_What needs to be done_
Lines below that include "NonAppUser" are the answer; copy each one.

_Data provided_
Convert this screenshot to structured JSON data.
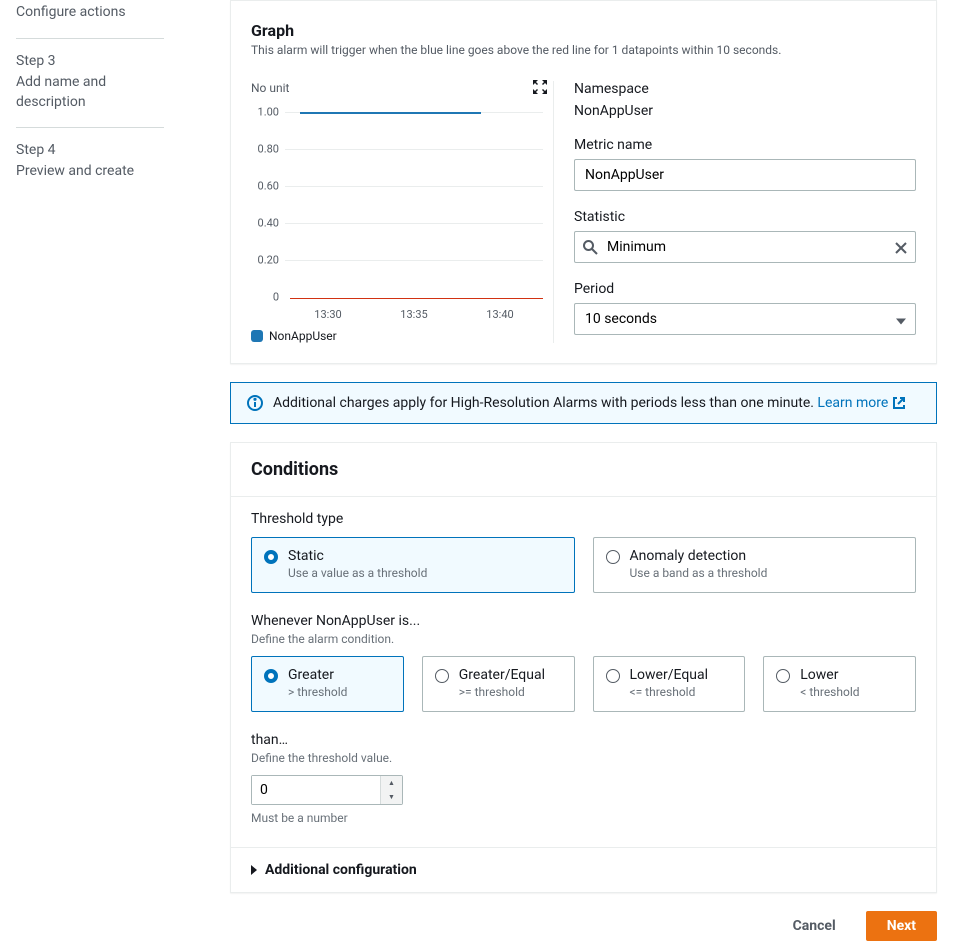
{
  "sidebar": {
    "link_configure_actions": "Configure actions",
    "step3_label": "Step 3",
    "step3_title": "Add name and description",
    "step4_label": "Step 4",
    "step4_title": "Preview and create"
  },
  "graph": {
    "heading": "Graph",
    "subtitle": "This alarm will trigger when the blue line goes above the red line for 1 datapoints within 10 seconds.",
    "no_unit": "No unit",
    "legend_item": "NonAppUser"
  },
  "chart_data": {
    "type": "line",
    "series": [
      {
        "name": "NonAppUser",
        "color": "#1f77b4",
        "values": [
          1.0,
          1.0,
          1.0
        ]
      },
      {
        "name": "threshold",
        "color": "#d13212",
        "values": [
          0,
          0,
          0
        ]
      }
    ],
    "x_ticks": [
      "13:30",
      "13:35",
      "13:40"
    ],
    "y_ticks": [
      "1.00",
      "0.80",
      "0.60",
      "0.40",
      "0.20",
      "0"
    ],
    "ylim": [
      0,
      1.0
    ],
    "ylabel": "No unit"
  },
  "right_panel": {
    "namespace_label": "Namespace",
    "namespace_value": "NonAppUser",
    "metric_name_label": "Metric name",
    "metric_name_value": "NonAppUser",
    "statistic_label": "Statistic",
    "statistic_value": "Minimum",
    "period_label": "Period",
    "period_value": "10 seconds"
  },
  "info_bar": {
    "text": "Additional charges apply for High-Resolution Alarms with periods less than one minute. ",
    "link": "Learn more"
  },
  "conditions": {
    "heading": "Conditions",
    "threshold_type_label": "Threshold type",
    "threshold_tiles": [
      {
        "title": "Static",
        "sub": "Use a value as a threshold",
        "selected": true
      },
      {
        "title": "Anomaly detection",
        "sub": "Use a band as a threshold",
        "selected": false
      }
    ],
    "whenever_label": "Whenever NonAppUser is...",
    "whenever_hint": "Define the alarm condition.",
    "comparison_tiles": [
      {
        "title": "Greater",
        "sub": "> threshold",
        "selected": true
      },
      {
        "title": "Greater/Equal",
        "sub": ">= threshold",
        "selected": false
      },
      {
        "title": "Lower/Equal",
        "sub": "<= threshold",
        "selected": false
      },
      {
        "title": "Lower",
        "sub": "< threshold",
        "selected": false
      }
    ],
    "than_label": "than…",
    "than_hint": "Define the threshold value.",
    "than_value": "0",
    "than_helper": "Must be a number",
    "additional_config": "Additional configuration"
  },
  "footer": {
    "cancel": "Cancel",
    "next": "Next"
  }
}
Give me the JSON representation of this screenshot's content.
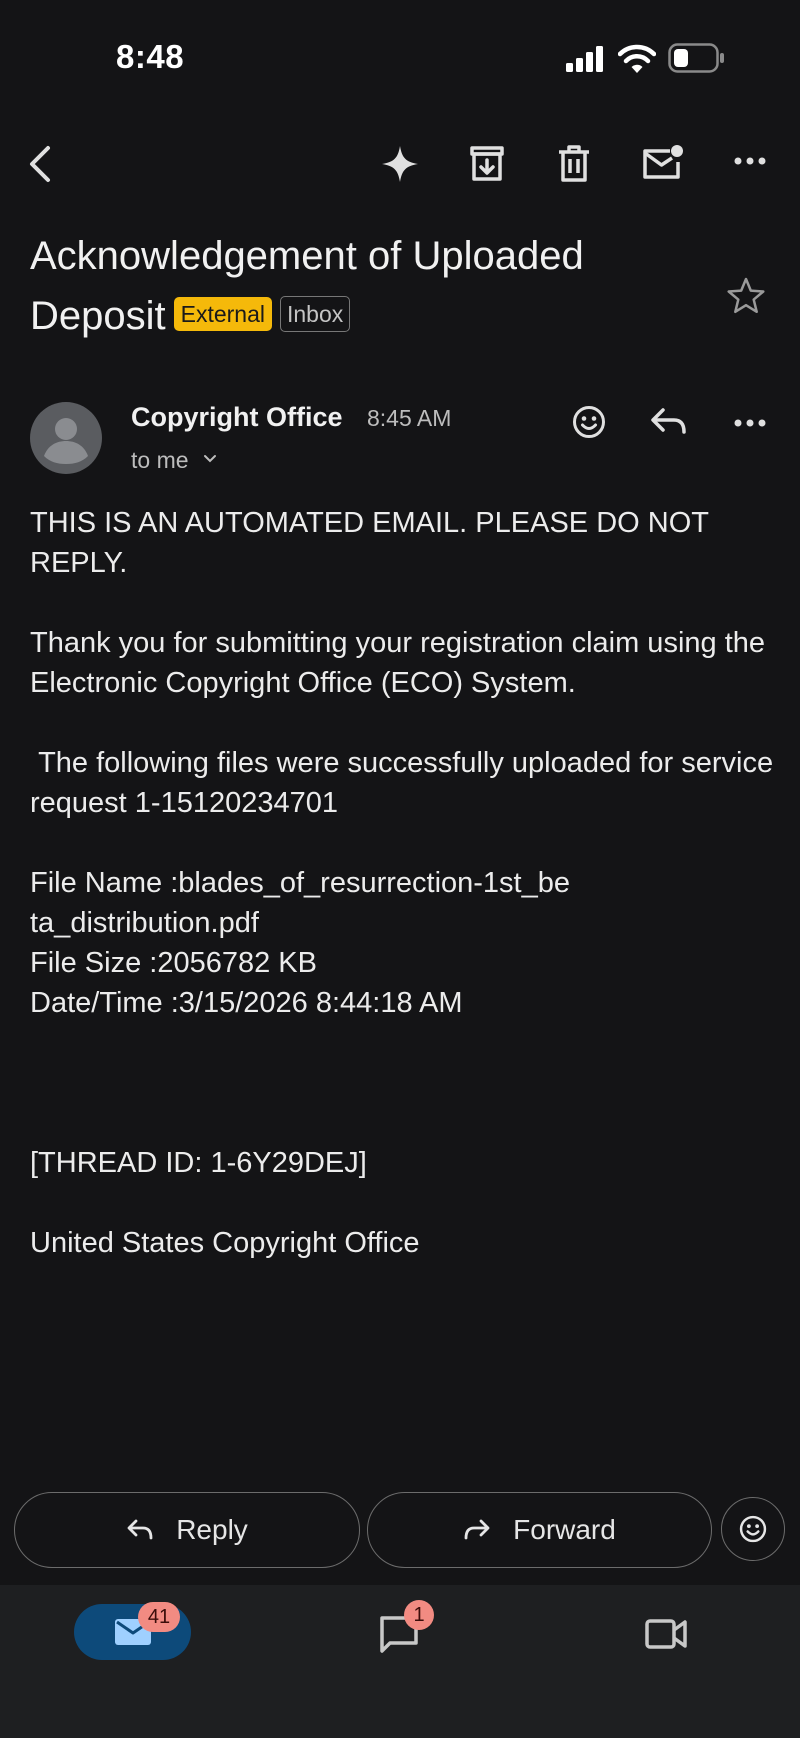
{
  "status_bar": {
    "time": "8:48"
  },
  "toolbar": {
    "back_icon": "chevron-left-icon",
    "icons": [
      "sparkle-icon",
      "archive-icon",
      "trash-icon",
      "mark-unread-icon",
      "more-horizontal-icon"
    ]
  },
  "email": {
    "subject": "Acknowledgement of Uploaded Deposit",
    "labels": {
      "external": "External",
      "inbox": "Inbox"
    },
    "sender": "Copyright Office",
    "time": "8:45 AM",
    "recipient": "to me",
    "body": {
      "line1": "THIS IS AN AUTOMATED EMAIL. PLEASE DO NOT REPLY.",
      "para2": "Thank you for submitting your registration claim using the Electronic Copyright Office (ECO) System.",
      "para3": " The following files were successfully uploaded for service request 1-15120234701",
      "file_name": "File Name :blades_of_resurrection-1st_be\nta_distribution.pdf",
      "file_size": "File Size :2056782 KB",
      "date_time": "Date/Time :3/15/2026 8:44:18 AM",
      "thread_id": "[THREAD ID: 1-6Y29DEJ]",
      "signature": "United States Copyright Office"
    }
  },
  "actions": {
    "reply": "Reply",
    "forward": "Forward"
  },
  "nav": {
    "mail_badge": "41",
    "chat_badge": "1"
  },
  "colors": {
    "background": "#141416",
    "external_tag": "#f5b90a",
    "mail_pill": "#0d4a7a",
    "badge": "#f28b82"
  }
}
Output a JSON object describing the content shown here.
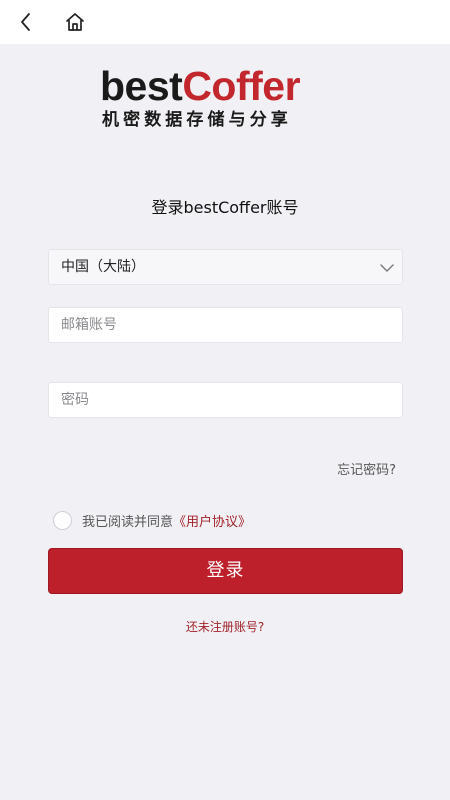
{
  "nav": {
    "back_icon": "chevron-left-icon",
    "home_icon": "home-icon"
  },
  "logo": {
    "word_best": "best",
    "word_coffer": "Coffer",
    "tagline": "机密数据存储与分享",
    "colors": {
      "dark": "#1a1a1a",
      "brand_red": "#c1272d"
    }
  },
  "form": {
    "title": "登录bestCoffer账号",
    "region": {
      "value": "中国（大陆）"
    },
    "email": {
      "placeholder": "邮箱账号",
      "value": ""
    },
    "password": {
      "placeholder": "密码",
      "value": ""
    },
    "forgot": "忘记密码?",
    "agree_text": "我已阅读并同意",
    "agree_link": "《用户协议》",
    "agree_checked": false,
    "login": "登录",
    "register": "还未注册账号?"
  },
  "colors": {
    "primary": "#bd1f2b",
    "link": "#a0232a",
    "background": "#f1f1f5"
  }
}
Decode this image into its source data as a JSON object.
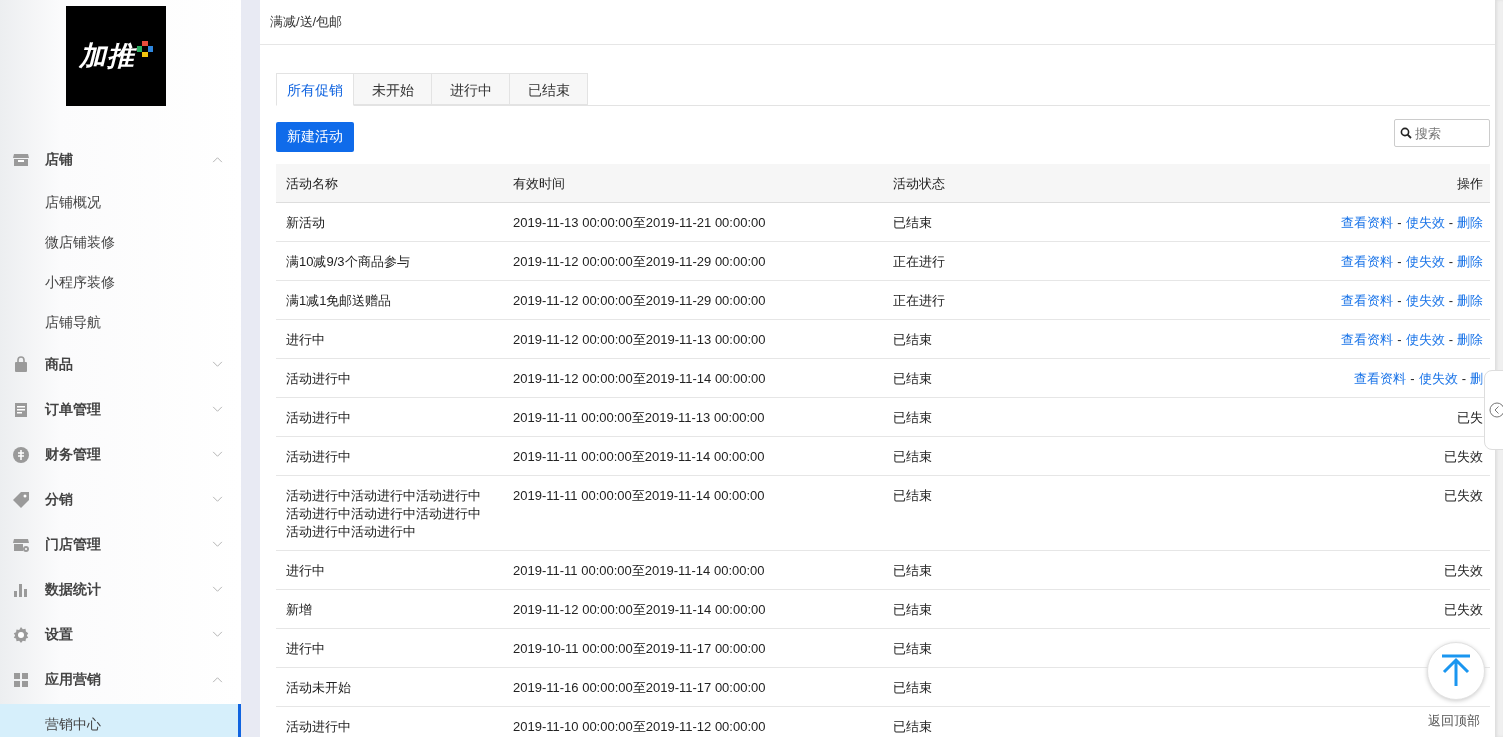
{
  "logo": {
    "text": "加推"
  },
  "sidebar": {
    "items": [
      {
        "label": "店铺",
        "expanded": true,
        "children": [
          {
            "label": "店铺概况",
            "selected": false
          },
          {
            "label": "微店铺装修",
            "selected": false
          },
          {
            "label": "小程序装修",
            "selected": false
          },
          {
            "label": "店铺导航",
            "selected": false
          }
        ]
      },
      {
        "label": "商品",
        "expanded": false
      },
      {
        "label": "订单管理",
        "expanded": false
      },
      {
        "label": "财务管理",
        "expanded": false
      },
      {
        "label": "分销",
        "expanded": false
      },
      {
        "label": "门店管理",
        "expanded": false
      },
      {
        "label": "数据统计",
        "expanded": false
      },
      {
        "label": "设置",
        "expanded": false
      },
      {
        "label": "应用营销",
        "expanded": true,
        "children": [
          {
            "label": "营销中心",
            "selected": true
          }
        ]
      }
    ]
  },
  "breadcrumb": "满减/送/包邮",
  "tabs": [
    {
      "label": "所有促销",
      "selected": true
    },
    {
      "label": "未开始",
      "selected": false
    },
    {
      "label": "进行中",
      "selected": false
    },
    {
      "label": "已结束",
      "selected": false
    }
  ],
  "new_button": "新建活动",
  "search": {
    "placeholder": "搜索"
  },
  "table": {
    "columns": [
      "活动名称",
      "有效时间",
      "活动状态",
      "操作"
    ],
    "rows": [
      {
        "name": "新活动",
        "time": "2019-11-13 00:00:00至2019-11-21 00:00:00",
        "status": "已结束",
        "action": {
          "kind": "links",
          "items": [
            "查看资料",
            "使失效",
            "删除"
          ],
          "separator": "-"
        }
      },
      {
        "name": "满10减9/3个商品参与",
        "time": "2019-11-12 00:00:00至2019-11-29 00:00:00",
        "status": "正在进行",
        "action": {
          "kind": "links",
          "items": [
            "查看资料",
            "使失效",
            "删除"
          ],
          "separator": "-"
        }
      },
      {
        "name": "满1减1免邮送赠品",
        "time": "2019-11-12 00:00:00至2019-11-29 00:00:00",
        "status": "正在进行",
        "action": {
          "kind": "links",
          "items": [
            "查看资料",
            "使失效",
            "删除"
          ],
          "separator": "-"
        }
      },
      {
        "name": "进行中",
        "time": "2019-11-12 00:00:00至2019-11-13 00:00:00",
        "status": "已结束",
        "action": {
          "kind": "links",
          "items": [
            "查看资料",
            "使失效",
            "删除"
          ],
          "separator": "-"
        }
      },
      {
        "name": "活动进行中",
        "time": "2019-11-12 00:00:00至2019-11-14 00:00:00",
        "status": "已结束",
        "action": {
          "kind": "links",
          "items": [
            "查看资料",
            "使失效",
            "删"
          ],
          "separator": "-"
        }
      },
      {
        "name": "活动进行中",
        "time": "2019-11-11 00:00:00至2019-11-13 00:00:00",
        "status": "已结束",
        "action": {
          "kind": "text",
          "text": "已失"
        }
      },
      {
        "name": "活动进行中",
        "time": "2019-11-11 00:00:00至2019-11-14 00:00:00",
        "status": "已结束",
        "action": {
          "kind": "text",
          "text": "已失效"
        }
      },
      {
        "name": "活动进行中活动进行中活动进行中活动进行中活动进行中活动进行中活动进行中活动进行中",
        "time": "2019-11-11 00:00:00至2019-11-14 00:00:00",
        "status": "已结束",
        "action": {
          "kind": "text",
          "text": "已失效"
        }
      },
      {
        "name": "进行中",
        "time": "2019-11-11 00:00:00至2019-11-14 00:00:00",
        "status": "已结束",
        "action": {
          "kind": "text",
          "text": "已失效"
        }
      },
      {
        "name": "新增",
        "time": "2019-11-12 00:00:00至2019-11-14 00:00:00",
        "status": "已结束",
        "action": {
          "kind": "text",
          "text": "已失效"
        }
      },
      {
        "name": "进行中",
        "time": "2019-10-11 00:00:00至2019-11-17 00:00:00",
        "status": "已结束"
      },
      {
        "name": "活动未开始",
        "time": "2019-11-16 00:00:00至2019-11-17 00:00:00",
        "status": "已结束"
      },
      {
        "name": "活动进行中",
        "time": "2019-11-10 00:00:00至2019-11-12 00:00:00",
        "status": "已结束"
      }
    ]
  },
  "back_to_top": {
    "label": "返回顶部"
  }
}
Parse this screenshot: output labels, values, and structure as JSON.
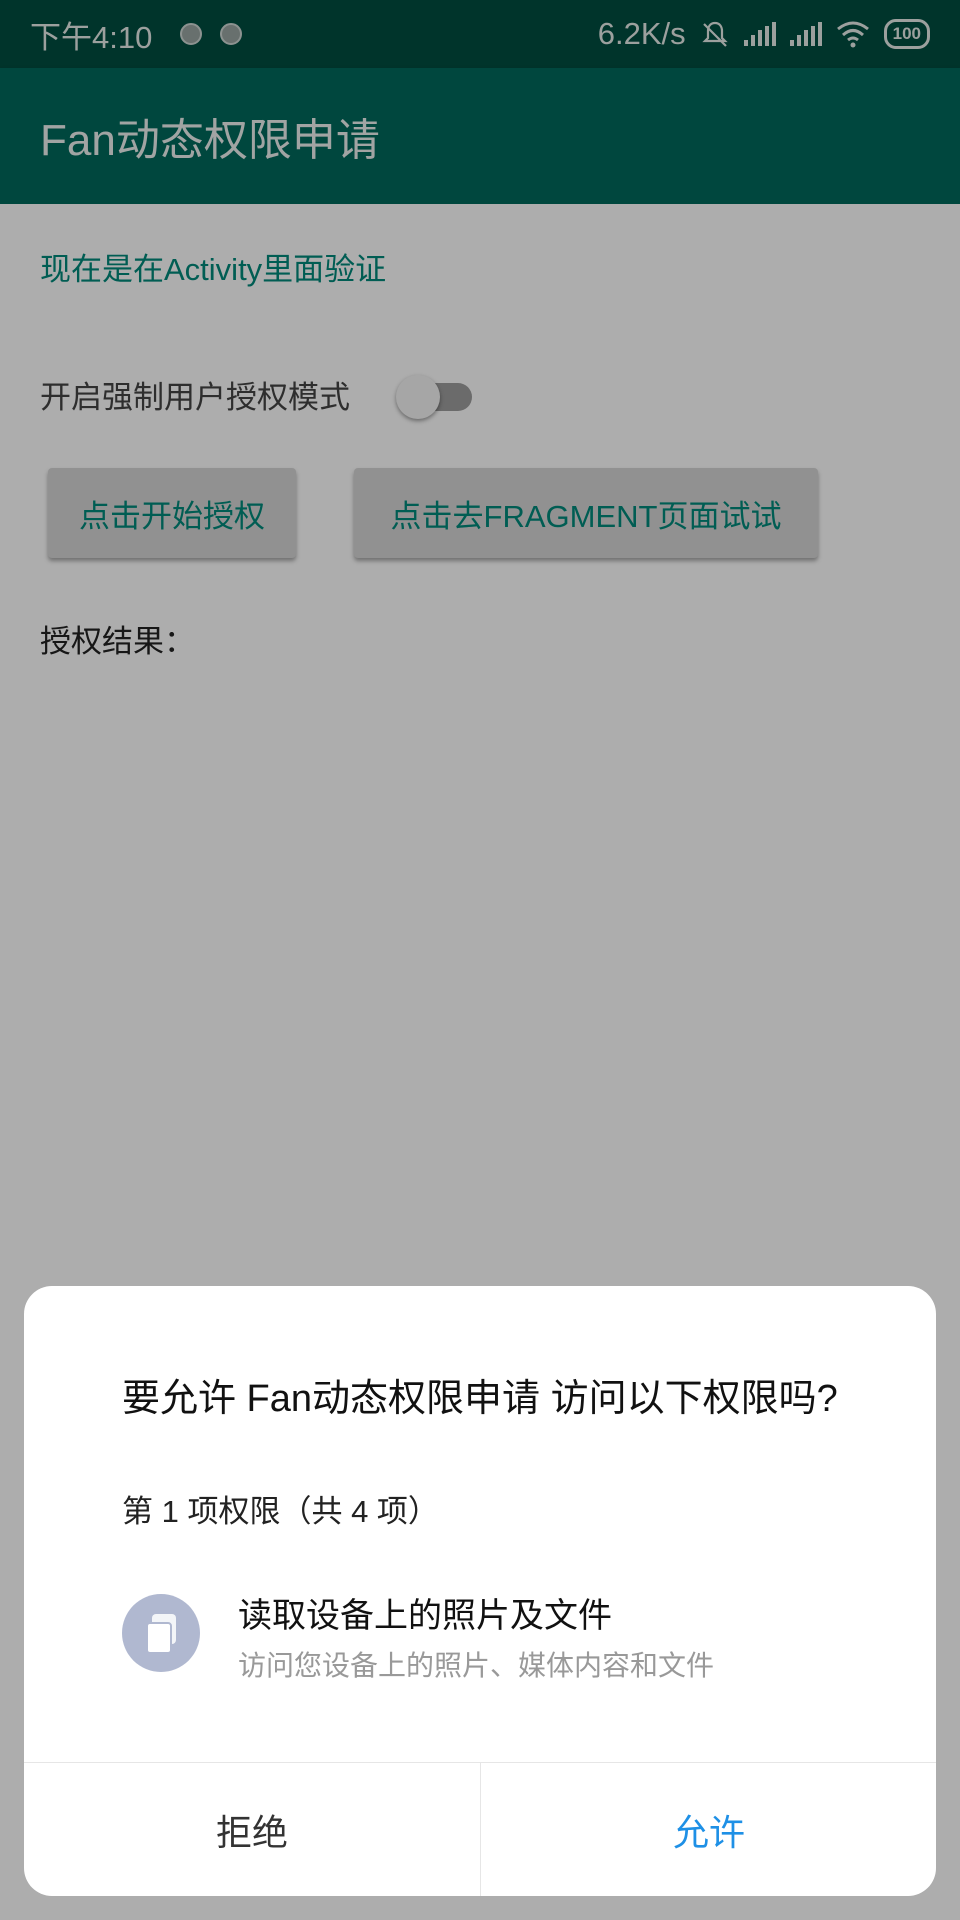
{
  "status_bar": {
    "time": "下午4:10",
    "net_speed": "6.2K/s",
    "battery": "100"
  },
  "app_bar": {
    "title": "Fan动态权限申请"
  },
  "main": {
    "verify_text": "现在是在Activity里面验证",
    "toggle_label": "开启强制用户授权模式",
    "toggle_on": false,
    "btn_start": "点击开始授权",
    "btn_fragment": "点击去FRAGMENT页面试试",
    "result_label": "授权结果："
  },
  "dialog": {
    "title": "要允许 Fan动态权限申请 访问以下权限吗?",
    "subtitle": "第 1 项权限（共 4 项）",
    "permission_icon": "documents-icon",
    "permission_title": "读取设备上的照片及文件",
    "permission_desc": "访问您设备上的照片、媒体内容和文件",
    "deny_label": "拒绝",
    "allow_label": "允许"
  },
  "colors": {
    "status_bar": "#004D40",
    "app_bar": "#00695C",
    "accent": "#00897B",
    "allow": "#1E90E6"
  }
}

_Expected answer_
    "legend_item": "NonAppUser"
        "name": "NonAppUser",
    "namespace_value": "NonAppUser",
    "metric_name_value": "NonAppUser",
    "whenever_label": "Whenever NonAppUser is...",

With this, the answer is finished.